WHAT THE TASK ASKS:
Go over each line of the entries below, count those with "this", and give only the count.

[Extracted records]
Segment Open
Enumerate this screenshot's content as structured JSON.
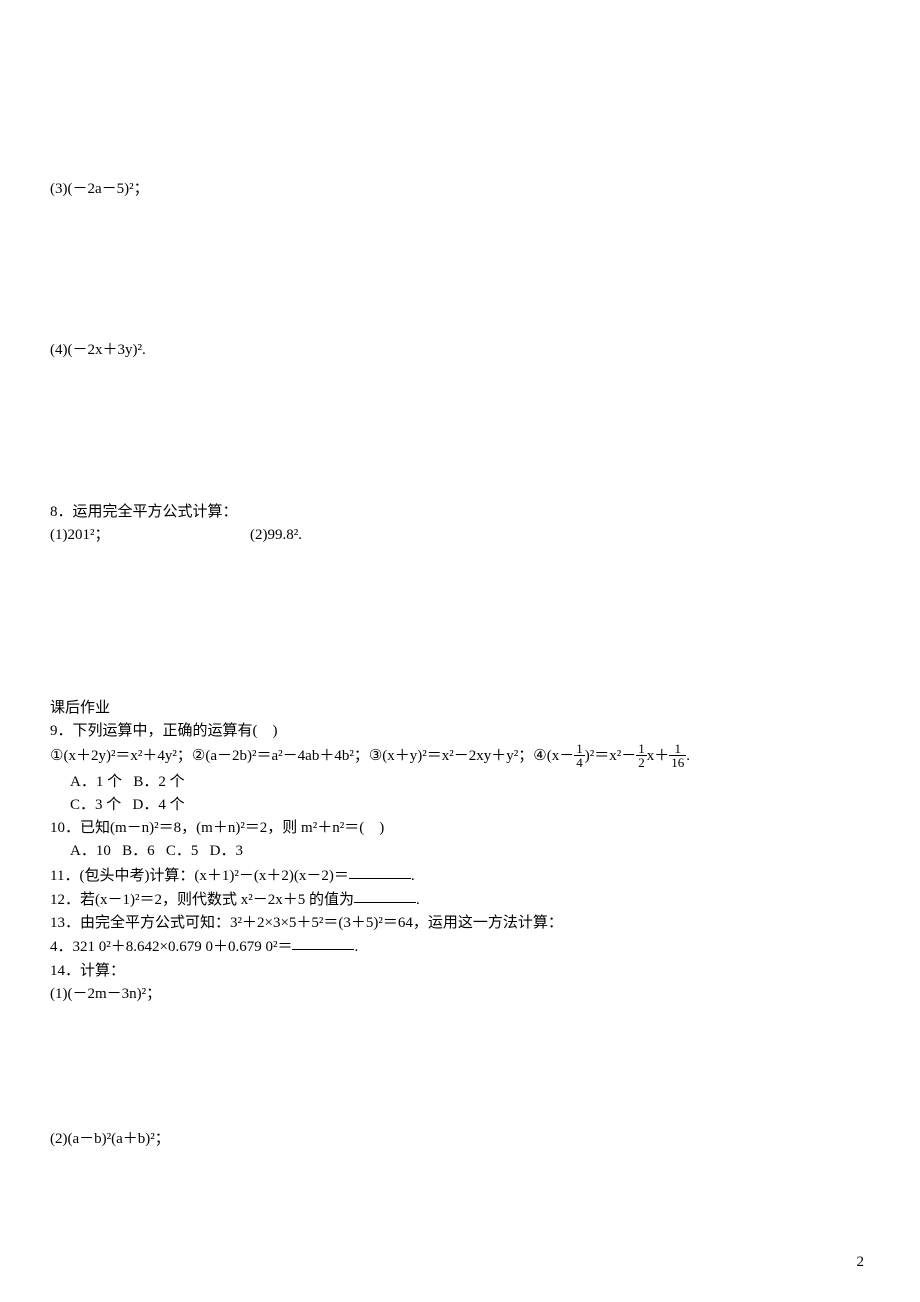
{
  "q7_3": "(3)(－2a－5)²；",
  "q7_4": "(4)(－2x＋3y)².",
  "q8_title": "8．运用完全平方公式计算：",
  "q8_1_label": "(1)201²；",
  "q8_2_label": "(2)99.8².",
  "section_after": "课后作业",
  "q9_stem": "9．下列运算中，正确的运算有(　)",
  "q9_opt1_pre": "①(x＋2y)²＝x²＋4y²；②(a－2b)²＝a²－4ab＋4b²；③(x＋y)²＝x²－2xy＋y²；④(x－",
  "q9_opt1_mid1": ")²＝x²－",
  "q9_opt1_mid2": "x＋",
  "q9_opt1_end": ".",
  "frac_1_4_n": "1",
  "frac_1_4_d": "4",
  "frac_1_2_n": "1",
  "frac_1_2_d": "2",
  "frac_1_16_n": "1",
  "frac_1_16_d": "16",
  "q9_A": "A．1 个",
  "q9_B": "B．2 个",
  "q9_C": "C．3 个",
  "q9_D": "D．4 个",
  "q10_stem": "10．已知(m－n)²＝8，(m＋n)²＝2，则 m²＋n²＝(　)",
  "q10_A": "A．10",
  "q10_B": "B．6",
  "q10_C": "C．5",
  "q10_D": "D．3",
  "q11_pre": "11．(包头中考)计算：(x＋1)²－(x＋2)(x－2)＝",
  "q11_post": ".",
  "q12_pre": "12．若(x－1)²＝2，则代数式 x²－2x＋5 的值为",
  "q12_post": ".",
  "q13_l1": "13．由完全平方公式可知：3²＋2×3×5＋5²＝(3＋5)²＝64，运用这一方法计算：",
  "q13_l2_pre": "4．321 0²＋8.642×0.679 0＋0.679 0²＝",
  "q13_l2_post": ".",
  "q14_title": "14．计算：",
  "q14_1": "(1)(－2m－3n)²；",
  "q14_2": "(2)(a－b)²(a＋b)²；",
  "page_number": "2"
}
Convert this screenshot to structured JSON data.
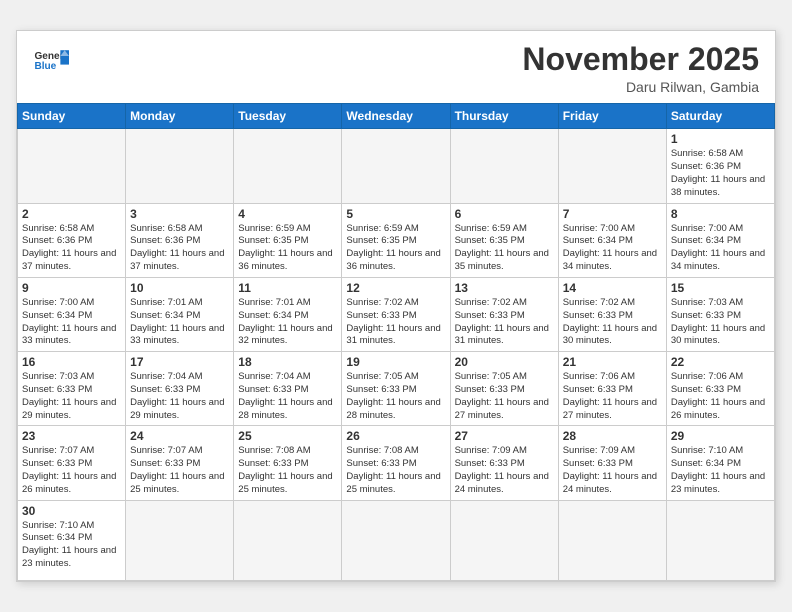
{
  "header": {
    "logo_general": "General",
    "logo_blue": "Blue",
    "month_title": "November 2025",
    "subtitle": "Daru Rilwan, Gambia"
  },
  "weekdays": [
    "Sunday",
    "Monday",
    "Tuesday",
    "Wednesday",
    "Thursday",
    "Friday",
    "Saturday"
  ],
  "weeks": [
    [
      {
        "day": "",
        "info": "",
        "empty": true
      },
      {
        "day": "",
        "info": "",
        "empty": true
      },
      {
        "day": "",
        "info": "",
        "empty": true
      },
      {
        "day": "",
        "info": "",
        "empty": true
      },
      {
        "day": "",
        "info": "",
        "empty": true
      },
      {
        "day": "",
        "info": "",
        "empty": true
      },
      {
        "day": "1",
        "info": "Sunrise: 6:58 AM\nSunset: 6:36 PM\nDaylight: 11 hours\nand 38 minutes.",
        "empty": false
      }
    ],
    [
      {
        "day": "2",
        "info": "Sunrise: 6:58 AM\nSunset: 6:36 PM\nDaylight: 11 hours\nand 37 minutes.",
        "empty": false
      },
      {
        "day": "3",
        "info": "Sunrise: 6:58 AM\nSunset: 6:36 PM\nDaylight: 11 hours\nand 37 minutes.",
        "empty": false
      },
      {
        "day": "4",
        "info": "Sunrise: 6:59 AM\nSunset: 6:35 PM\nDaylight: 11 hours\nand 36 minutes.",
        "empty": false
      },
      {
        "day": "5",
        "info": "Sunrise: 6:59 AM\nSunset: 6:35 PM\nDaylight: 11 hours\nand 36 minutes.",
        "empty": false
      },
      {
        "day": "6",
        "info": "Sunrise: 6:59 AM\nSunset: 6:35 PM\nDaylight: 11 hours\nand 35 minutes.",
        "empty": false
      },
      {
        "day": "7",
        "info": "Sunrise: 7:00 AM\nSunset: 6:34 PM\nDaylight: 11 hours\nand 34 minutes.",
        "empty": false
      },
      {
        "day": "8",
        "info": "Sunrise: 7:00 AM\nSunset: 6:34 PM\nDaylight: 11 hours\nand 34 minutes.",
        "empty": false
      }
    ],
    [
      {
        "day": "9",
        "info": "Sunrise: 7:00 AM\nSunset: 6:34 PM\nDaylight: 11 hours\nand 33 minutes.",
        "empty": false
      },
      {
        "day": "10",
        "info": "Sunrise: 7:01 AM\nSunset: 6:34 PM\nDaylight: 11 hours\nand 33 minutes.",
        "empty": false
      },
      {
        "day": "11",
        "info": "Sunrise: 7:01 AM\nSunset: 6:34 PM\nDaylight: 11 hours\nand 32 minutes.",
        "empty": false
      },
      {
        "day": "12",
        "info": "Sunrise: 7:02 AM\nSunset: 6:33 PM\nDaylight: 11 hours\nand 31 minutes.",
        "empty": false
      },
      {
        "day": "13",
        "info": "Sunrise: 7:02 AM\nSunset: 6:33 PM\nDaylight: 11 hours\nand 31 minutes.",
        "empty": false
      },
      {
        "day": "14",
        "info": "Sunrise: 7:02 AM\nSunset: 6:33 PM\nDaylight: 11 hours\nand 30 minutes.",
        "empty": false
      },
      {
        "day": "15",
        "info": "Sunrise: 7:03 AM\nSunset: 6:33 PM\nDaylight: 11 hours\nand 30 minutes.",
        "empty": false
      }
    ],
    [
      {
        "day": "16",
        "info": "Sunrise: 7:03 AM\nSunset: 6:33 PM\nDaylight: 11 hours\nand 29 minutes.",
        "empty": false
      },
      {
        "day": "17",
        "info": "Sunrise: 7:04 AM\nSunset: 6:33 PM\nDaylight: 11 hours\nand 29 minutes.",
        "empty": false
      },
      {
        "day": "18",
        "info": "Sunrise: 7:04 AM\nSunset: 6:33 PM\nDaylight: 11 hours\nand 28 minutes.",
        "empty": false
      },
      {
        "day": "19",
        "info": "Sunrise: 7:05 AM\nSunset: 6:33 PM\nDaylight: 11 hours\nand 28 minutes.",
        "empty": false
      },
      {
        "day": "20",
        "info": "Sunrise: 7:05 AM\nSunset: 6:33 PM\nDaylight: 11 hours\nand 27 minutes.",
        "empty": false
      },
      {
        "day": "21",
        "info": "Sunrise: 7:06 AM\nSunset: 6:33 PM\nDaylight: 11 hours\nand 27 minutes.",
        "empty": false
      },
      {
        "day": "22",
        "info": "Sunrise: 7:06 AM\nSunset: 6:33 PM\nDaylight: 11 hours\nand 26 minutes.",
        "empty": false
      }
    ],
    [
      {
        "day": "23",
        "info": "Sunrise: 7:07 AM\nSunset: 6:33 PM\nDaylight: 11 hours\nand 26 minutes.",
        "empty": false
      },
      {
        "day": "24",
        "info": "Sunrise: 7:07 AM\nSunset: 6:33 PM\nDaylight: 11 hours\nand 25 minutes.",
        "empty": false
      },
      {
        "day": "25",
        "info": "Sunrise: 7:08 AM\nSunset: 6:33 PM\nDaylight: 11 hours\nand 25 minutes.",
        "empty": false
      },
      {
        "day": "26",
        "info": "Sunrise: 7:08 AM\nSunset: 6:33 PM\nDaylight: 11 hours\nand 25 minutes.",
        "empty": false
      },
      {
        "day": "27",
        "info": "Sunrise: 7:09 AM\nSunset: 6:33 PM\nDaylight: 11 hours\nand 24 minutes.",
        "empty": false
      },
      {
        "day": "28",
        "info": "Sunrise: 7:09 AM\nSunset: 6:33 PM\nDaylight: 11 hours\nand 24 minutes.",
        "empty": false
      },
      {
        "day": "29",
        "info": "Sunrise: 7:10 AM\nSunset: 6:34 PM\nDaylight: 11 hours\nand 23 minutes.",
        "empty": false
      }
    ],
    [
      {
        "day": "30",
        "info": "Sunrise: 7:10 AM\nSunset: 6:34 PM\nDaylight: 11 hours\nand 23 minutes.",
        "empty": false
      },
      {
        "day": "",
        "info": "",
        "empty": true
      },
      {
        "day": "",
        "info": "",
        "empty": true
      },
      {
        "day": "",
        "info": "",
        "empty": true
      },
      {
        "day": "",
        "info": "",
        "empty": true
      },
      {
        "day": "",
        "info": "",
        "empty": true
      },
      {
        "day": "",
        "info": "",
        "empty": true
      }
    ]
  ]
}
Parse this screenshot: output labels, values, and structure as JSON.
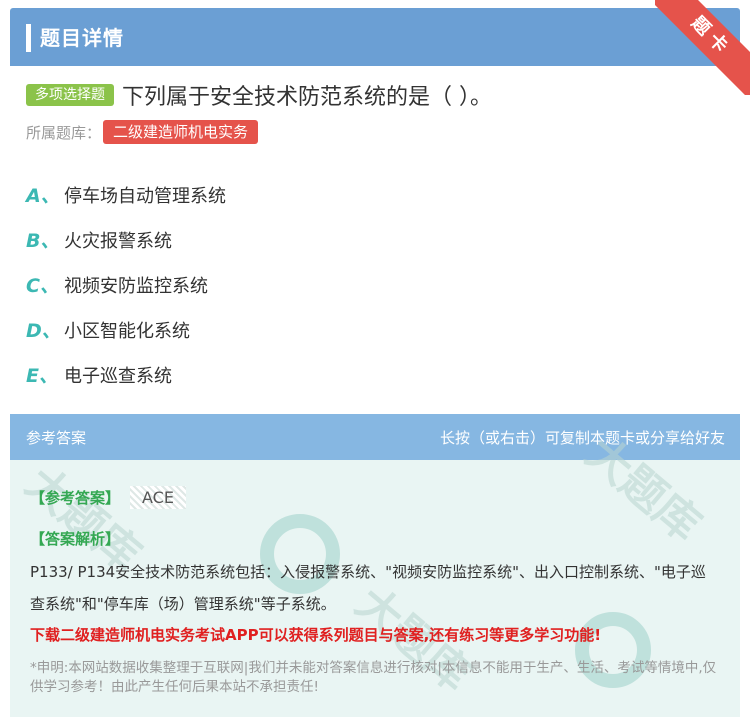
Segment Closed
RESPONSE TO THE TASK:
3